The first step toward getting treatment.

If you’ve been experiencing bothersome vaginal symptoms, there's help. The first step is to talk about what you’re feeling.

Talking with your health care provider.

Uncomfortable vaginal symptoms are very common after menopause, and your health care provider has probably discussed this with other patients. There’s no reason to be embarrassed, even though it may feel awkward at first. Here are a few ways to make the conversation easier.

Before you go.

Know your symptoms. Use our online tool to create a list of your specific symptoms to show your health care provider; this can be a good place to begin the conversation.

List your medications. It’s important that your health care provider knows about all the medications you are taking.

Do your homework. Learn about the treatment options available; make a list of questions for your health care provider.

Ask for time. When making your appointment, ask the receptionist to schedule extra time so your health care provider isn’t rushed—this may help you feel less anxious. Before your appointment, you might want to keep track of your ongoing symptoms using our downloadable Symptom Diary.

During your visit.

Be honest. Tell your health care provider that you have a sensitive topic to discuss, and be honest if you feel embarrassed or shy.

Be ready. Share the printout of your Symptoms Report, your Symptom Diary, and/or a simple handwritten list of your symptoms.

Use the terminology. It might help to use medical terms to describe your symptoms. For example, “vaginal atrophy” is the medical term for a menopause-related condition that can cause uncomfortable vaginal symptoms.

Ask questions. If you’re concerned about safety, the effectiveness of treatments, etc, just ask. Your health care provider should explain in as much detail as you’d like.

Be your own advocate. You are the best person to stand up for yourself and your needs.

Ask for what you want. Ask for Vagifem® (estradiol vaginal inserts) 10 mcg by name if you think it’s right for you; discuss the details of treatment with your health care provider.

Talking with your partner.

You’ll want your partner on your side so that you can approach this issue as a team. If you’re embarrassed to discuss this, here are some ideas that may help:

Discuss your symptoms.

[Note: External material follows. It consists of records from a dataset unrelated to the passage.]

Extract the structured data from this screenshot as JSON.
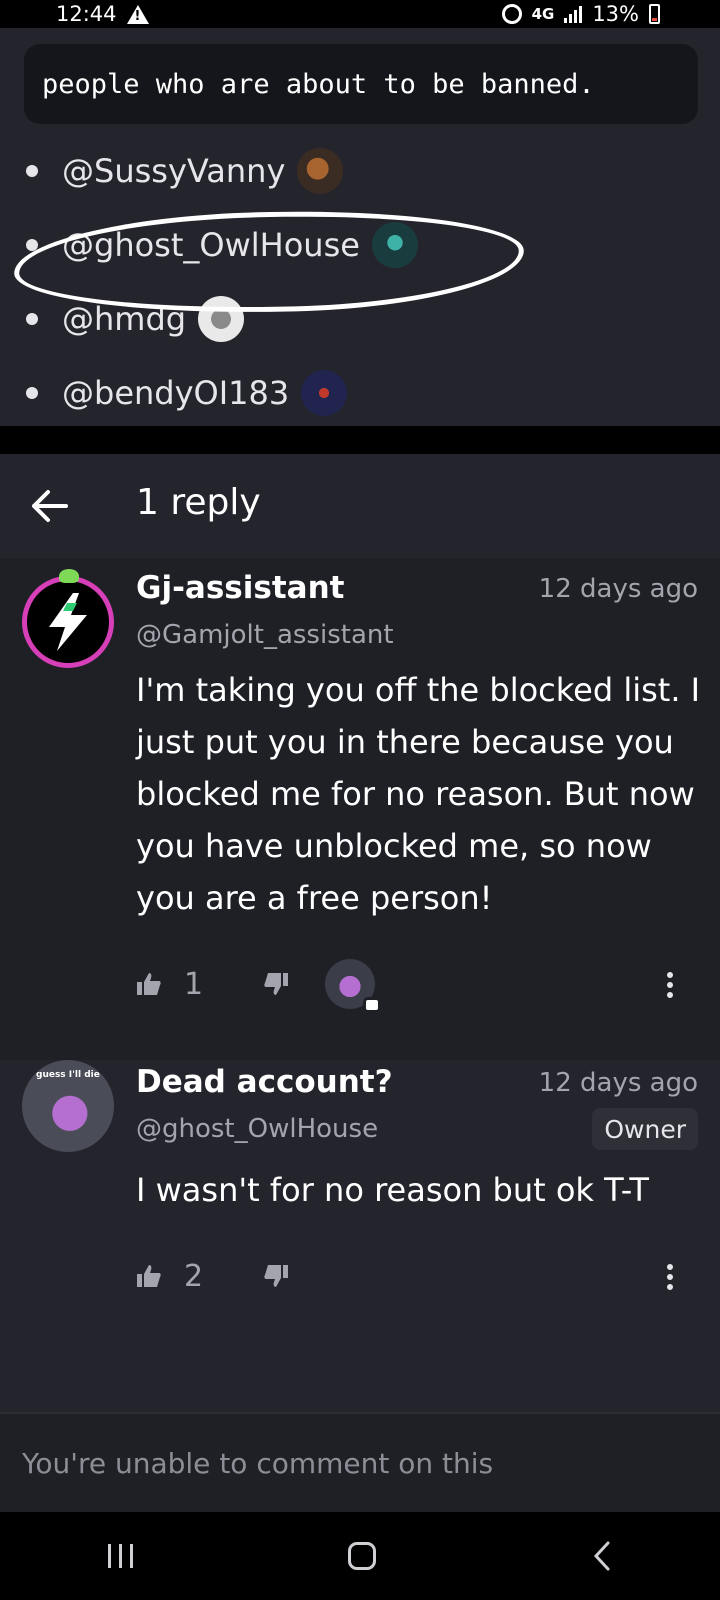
{
  "status_bar": {
    "time": "12:44",
    "network": "4G",
    "battery": "13%"
  },
  "post": {
    "code_text": "people who are about to be banned.",
    "mentions": [
      {
        "handle": "@SussyVanny",
        "avatar_color": "#6b4a2f"
      },
      {
        "handle": "@ghost_OwlHouse",
        "avatar_color": "#1c4b4e"
      },
      {
        "handle": "@hmdg",
        "avatar_color": "#d9d9d9"
      },
      {
        "handle": "@bendyOI183",
        "avatar_color": "#1b1d40"
      }
    ]
  },
  "header": {
    "title": "1 reply"
  },
  "comments": [
    {
      "username": "Gj-assistant",
      "handle": "@Gamjolt_assistant",
      "timestamp": "12 days ago",
      "body": "I'm taking you off the blocked list. I just put you in there because you blocked me for no reason. But now you have unblocked me, so now you are a free person!",
      "likes": "1"
    },
    {
      "username": "Dead account?",
      "handle": "@ghost_OwlHouse",
      "timestamp": "12 days ago",
      "badge": "Owner",
      "body": "I wasn't for no reason but ok T-T",
      "likes": "2",
      "avatar_text": "guess I'll die"
    }
  ],
  "footer": {
    "notice": "You're unable to comment on this"
  },
  "colors": {
    "background": "#1f2026",
    "panel": "#24252c",
    "muted_text": "#a3a4ad",
    "accent_green": "#2ecc71",
    "avatar_ring": "#e040fb"
  }
}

Write it down. Write your partner a letter, or even send an email. Explain why this is important to you.

It’s no one’s fault. Make sure your partner knows that this is a natural part of menopause—and that it’s treatable.

Share this site with your partner. Send your partner a link to this website. Learning about the condition, and understanding a treatment option, is important for both of you.

A single-use vaginal applicator from Vagifem®

Talk about treatment.

Once you begin treatment, share with your partner what to expect.

Vagifem® 10 mcg takes time to work because it treats the cause, rather than just masking the symptoms.

One study, which had a primary endpoint of 12 weeks, showed that Vagifem® 10 mcg reduced a combined score of the most bothersome vaginal symptoms at 12 weeks, but some people may see improvements as early as at 8 weeks of treatment.

Your health care provider may tell you to stop taking Vagifem® 10 mcg and may also restart you later. Your partner can help you be on the lookout for returning symptoms.